Exercise brief:
Which lines below include the string "JSON"? Please show each one.

Saved data entries:
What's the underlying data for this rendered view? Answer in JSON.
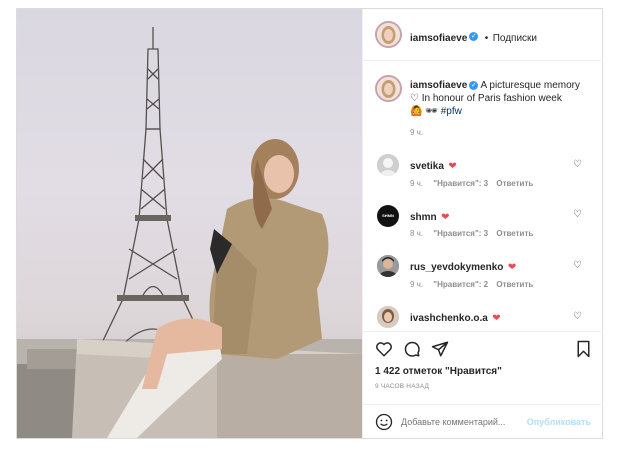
{
  "header": {
    "username": "iamsofiaeve",
    "separator": "•",
    "follow_label": "Подписки"
  },
  "caption": {
    "username": "iamsofiaeve",
    "line1": "A picturesque memory",
    "line2": "In honour of Paris fashion week",
    "hashtag": "#pfw",
    "time": "9 ч."
  },
  "comments": [
    {
      "username": "svetika",
      "time": "9 ч.",
      "likes": "\"Нравится\": 3",
      "reply": "Ответить",
      "avatar_label": ""
    },
    {
      "username": "shmn",
      "time": "8 ч.",
      "likes": "\"Нравится\": 3",
      "reply": "Ответить",
      "avatar_label": "SHMN"
    },
    {
      "username": "rus_yevdokymenko",
      "time": "9 ч.",
      "likes": "\"Нравится\": 2",
      "reply": "Ответить",
      "avatar_label": ""
    },
    {
      "username": "ivashchenko.o.a",
      "time": "",
      "likes": "",
      "reply": "",
      "avatar_label": ""
    }
  ],
  "stats": {
    "likes": "1 422 отметок \"Нравится\"",
    "time_ago": "9 ЧАСОВ НАЗАД"
  },
  "composer": {
    "placeholder": "Добавьте комментарий...",
    "publish_label": "Опубликовать"
  },
  "icons": {
    "like": "heart-outline-icon",
    "comment": "comment-bubble-icon",
    "share": "paper-plane-icon",
    "save": "bookmark-icon",
    "emoji": "emoji-smile-icon",
    "verified": "verified-badge-icon"
  },
  "colors": {
    "heart_red": "#ed4956",
    "verified_blue": "#3897f0",
    "publish_disabled": "#b2dffc"
  }
}
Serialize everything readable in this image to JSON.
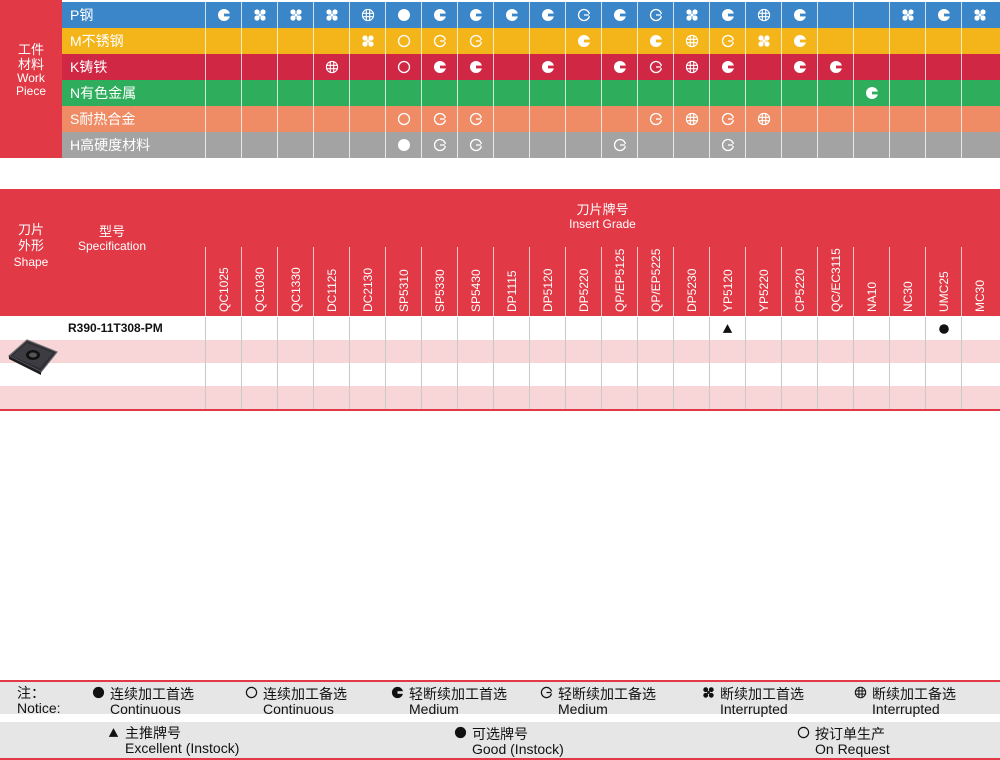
{
  "workpiece": {
    "label_cn_1": "工件",
    "label_cn_2": "材料",
    "label_en_1": "Work",
    "label_en_2": "Piece",
    "rows": [
      {
        "name": "P钢",
        "color": "#3a86c9",
        "cells": [
          "cf",
          "ip",
          "ip",
          "ip",
          "ia",
          "f",
          "cf",
          "cf",
          "cf",
          "cf",
          "co",
          "cf",
          "co",
          "ip",
          "cf",
          "ia",
          "cf",
          "",
          "",
          "ip",
          "cf",
          "ip"
        ]
      },
      {
        "name": "M不锈钢",
        "color": "#f4b51a",
        "cells": [
          "",
          "",
          "",
          "",
          "ip",
          "o",
          "co",
          "co",
          "",
          "",
          "cf",
          "",
          "cf",
          "ia",
          "co",
          "ip",
          "cf",
          "",
          "",
          "",
          "",
          ""
        ]
      },
      {
        "name": "K铸铁",
        "color": "#cf2744",
        "cells": [
          "",
          "",
          "",
          "ia",
          "",
          "o",
          "cf",
          "cf",
          "",
          "cf",
          "",
          "cf",
          "co",
          "ia",
          "cf",
          "",
          "cf",
          "cf",
          "",
          "",
          "",
          ""
        ]
      },
      {
        "name": "N有色金属",
        "color": "#2eae5c",
        "cells": [
          "",
          "",
          "",
          "",
          "",
          "",
          "",
          "",
          "",
          "",
          "",
          "",
          "",
          "",
          "",
          "",
          "",
          "",
          "cf",
          "",
          "",
          ""
        ]
      },
      {
        "name": "S耐热合金",
        "color": "#ef8c66",
        "cells": [
          "",
          "",
          "",
          "",
          "",
          "o",
          "co",
          "co",
          "",
          "",
          "",
          "",
          "co",
          "ia",
          "co",
          "ia",
          "",
          "",
          "",
          "",
          "",
          ""
        ]
      },
      {
        "name": "H高硬度材料",
        "color": "#a3a3a3",
        "cells": [
          "",
          "",
          "",
          "",
          "",
          "f",
          "co",
          "co",
          "",
          "",
          "",
          "co",
          "",
          "",
          "co",
          "",
          "",
          "",
          "",
          "",
          "",
          ""
        ]
      }
    ]
  },
  "grade_table": {
    "shape_cn_1": "刀片",
    "shape_cn_2": "外形",
    "shape_en": "Shape",
    "spec_cn": "型号",
    "spec_en": "Specification",
    "grade_cn": "刀片牌号",
    "grade_en": "Insert Grade",
    "grades": [
      "QC1025",
      "QC1030",
      "QC1330",
      "DC1125",
      "DC2130",
      "SP5310",
      "SP5330",
      "SP5430",
      "DP1115",
      "DP5120",
      "DP5220",
      "QP/EP5125",
      "QP/EP5225",
      "DP5230",
      "YP5120",
      "YP5220",
      "CP5220",
      "QC/EC3115",
      "NA10",
      "NC30",
      "UMC25",
      "MC30"
    ],
    "rows": [
      {
        "model": "R390-11T308-PM",
        "marks": [
          "",
          "",
          "",
          "",
          "",
          "",
          "",
          "",
          "",
          "",
          "",
          "",
          "",
          "",
          "tri",
          "",
          "",
          "",
          "",
          "",
          "dot",
          ""
        ]
      },
      {
        "model": "",
        "marks": [
          "",
          "",
          "",
          "",
          "",
          "",
          "",
          "",
          "",
          "",
          "",
          "",
          "",
          "",
          "",
          "",
          "",
          "",
          "",
          "",
          "",
          ""
        ]
      },
      {
        "model": "",
        "marks": [
          "",
          "",
          "",
          "",
          "",
          "",
          "",
          "",
          "",
          "",
          "",
          "",
          "",
          "",
          "",
          "",
          "",
          "",
          "",
          "",
          "",
          ""
        ]
      },
      {
        "model": "",
        "marks": [
          "",
          "",
          "",
          "",
          "",
          "",
          "",
          "",
          "",
          "",
          "",
          "",
          "",
          "",
          "",
          "",
          "",
          "",
          "",
          "",
          "",
          ""
        ]
      }
    ]
  },
  "legend": {
    "notice_cn": "注：",
    "notice_en": "Notice:",
    "items": [
      {
        "icon": "filled-circle",
        "cn": "连续加工首选",
        "en": "Continuous"
      },
      {
        "icon": "open-circle",
        "cn": "连续加工备选",
        "en": "Continuous"
      },
      {
        "icon": "filled-c",
        "cn": "轻断续加工首选",
        "en": "Medium"
      },
      {
        "icon": "open-c",
        "cn": "轻断续加工备选",
        "en": "Medium"
      },
      {
        "icon": "filled-pinwheel",
        "cn": "断续加工首选",
        "en": "Interrupted"
      },
      {
        "icon": "open-pinwheel",
        "cn": "断续加工备选",
        "en": "Interrupted"
      }
    ],
    "grades": [
      {
        "icon": "triangle",
        "cn": "主推牌号",
        "en": "Excellent (Instock)"
      },
      {
        "icon": "filled-circle",
        "cn": "可选牌号",
        "en": "Good (Instock)"
      },
      {
        "icon": "open-circle",
        "cn": "按订单生产",
        "en": "On Request"
      }
    ]
  }
}
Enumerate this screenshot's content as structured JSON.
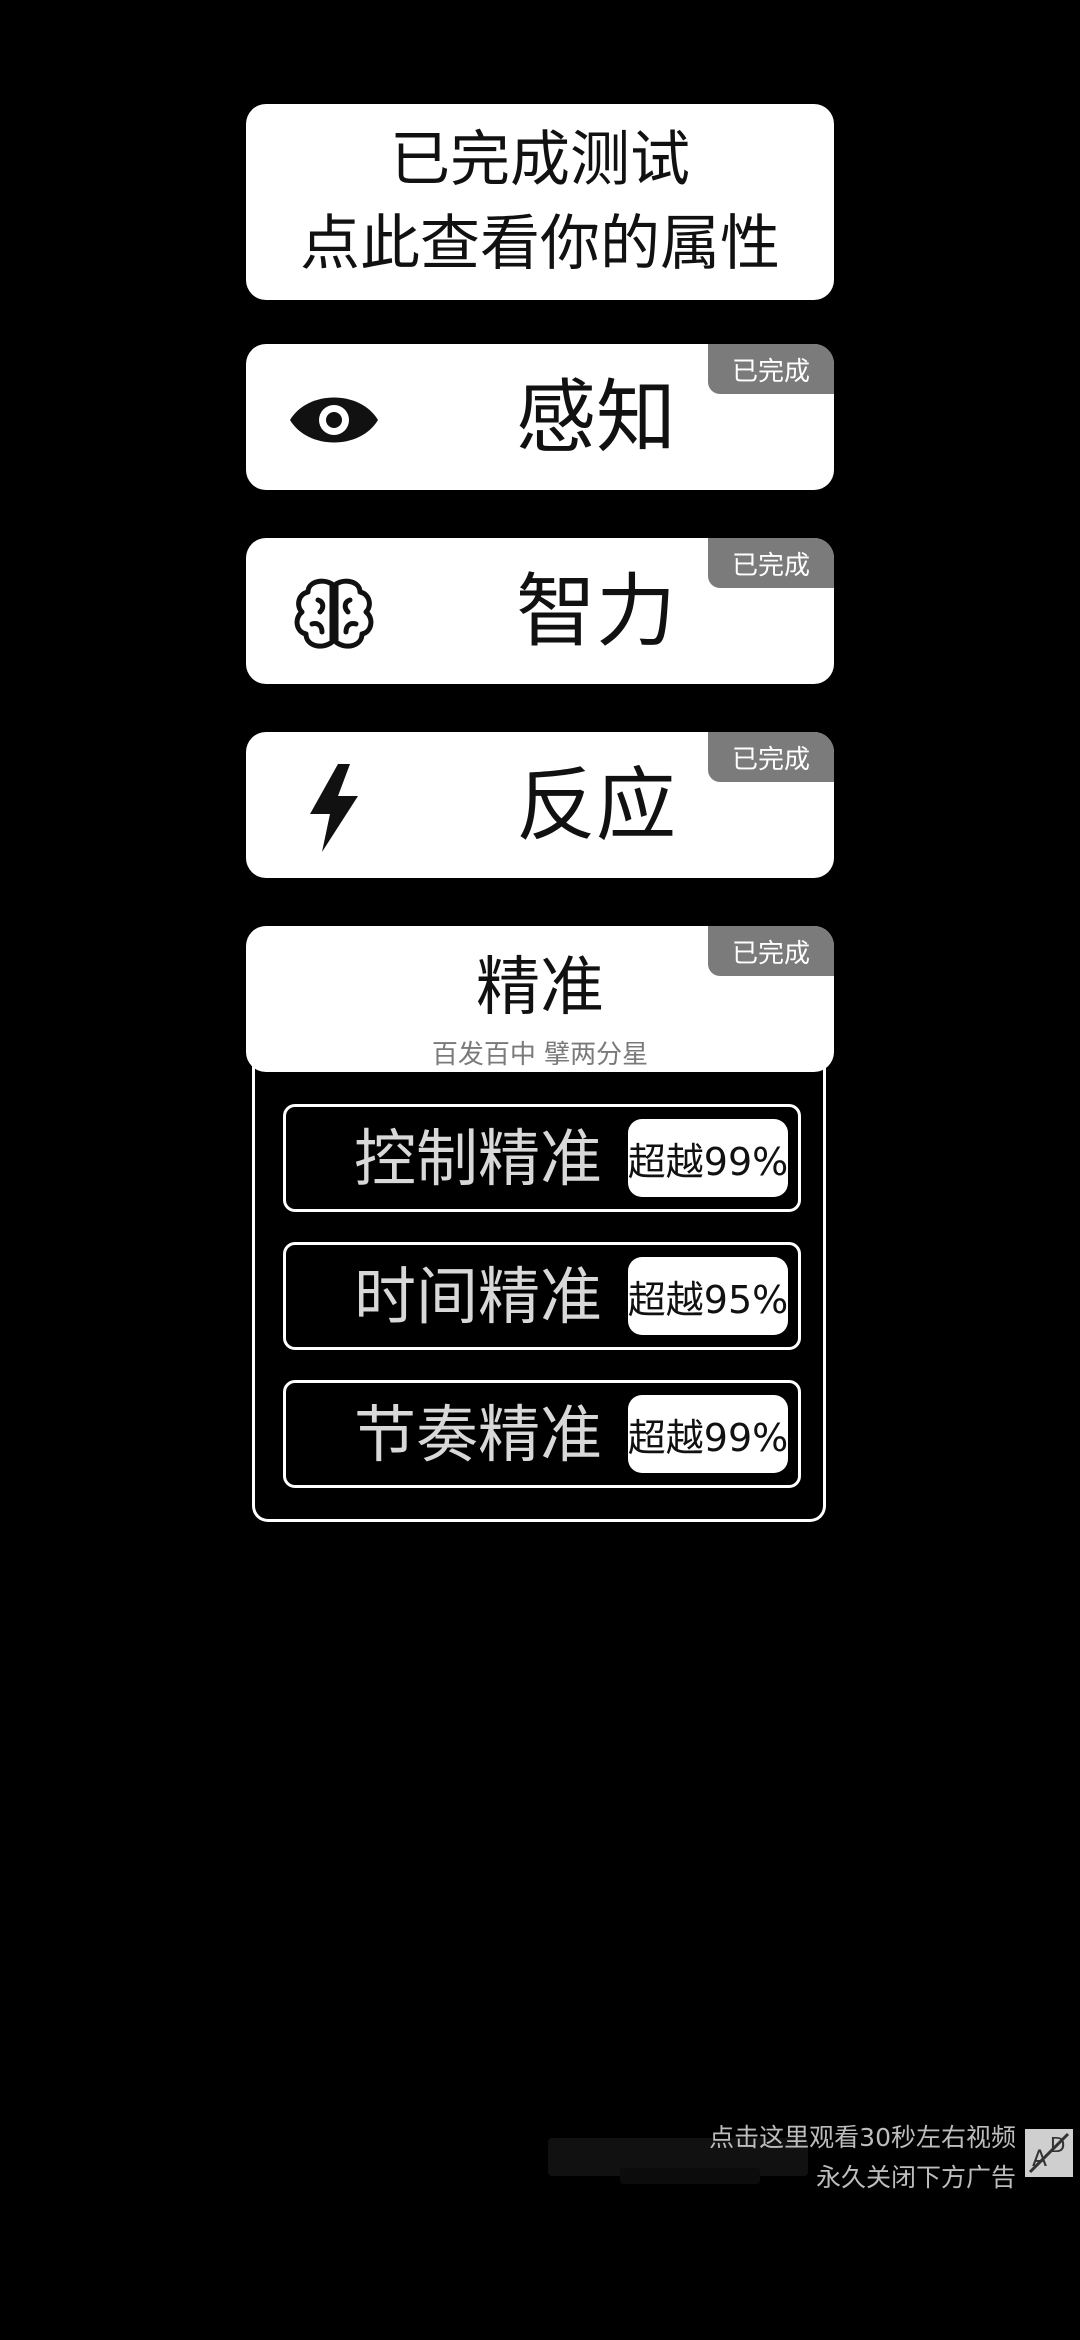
{
  "result_card": {
    "line1": "已完成测试",
    "line2": "点此查看你的属性"
  },
  "attributes": [
    {
      "title": "感知",
      "badge": "已完成",
      "icon": "eye-icon"
    },
    {
      "title": "智力",
      "badge": "已完成",
      "icon": "brain-icon"
    },
    {
      "title": "反应",
      "badge": "已完成",
      "icon": "lightning-icon"
    }
  ],
  "accuracy": {
    "title": "精准",
    "badge": "已完成",
    "subtitle": "百发百中 擘两分星",
    "rows": [
      {
        "label": "控制精准",
        "value": "超越99%"
      },
      {
        "label": "时间精准",
        "value": "超越95%"
      },
      {
        "label": "节奏精准",
        "value": "超越99%"
      }
    ]
  },
  "ad": {
    "line1": "点击这里观看30秒左右视频",
    "line2": "永久关闭下方广告",
    "icon": "ad-icon"
  }
}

Response to the task:
What's the underlying data for this rendered view? Answer in JSON.
Serialize everything readable in this image to JSON.
Enumerate this screenshot's content as structured JSON.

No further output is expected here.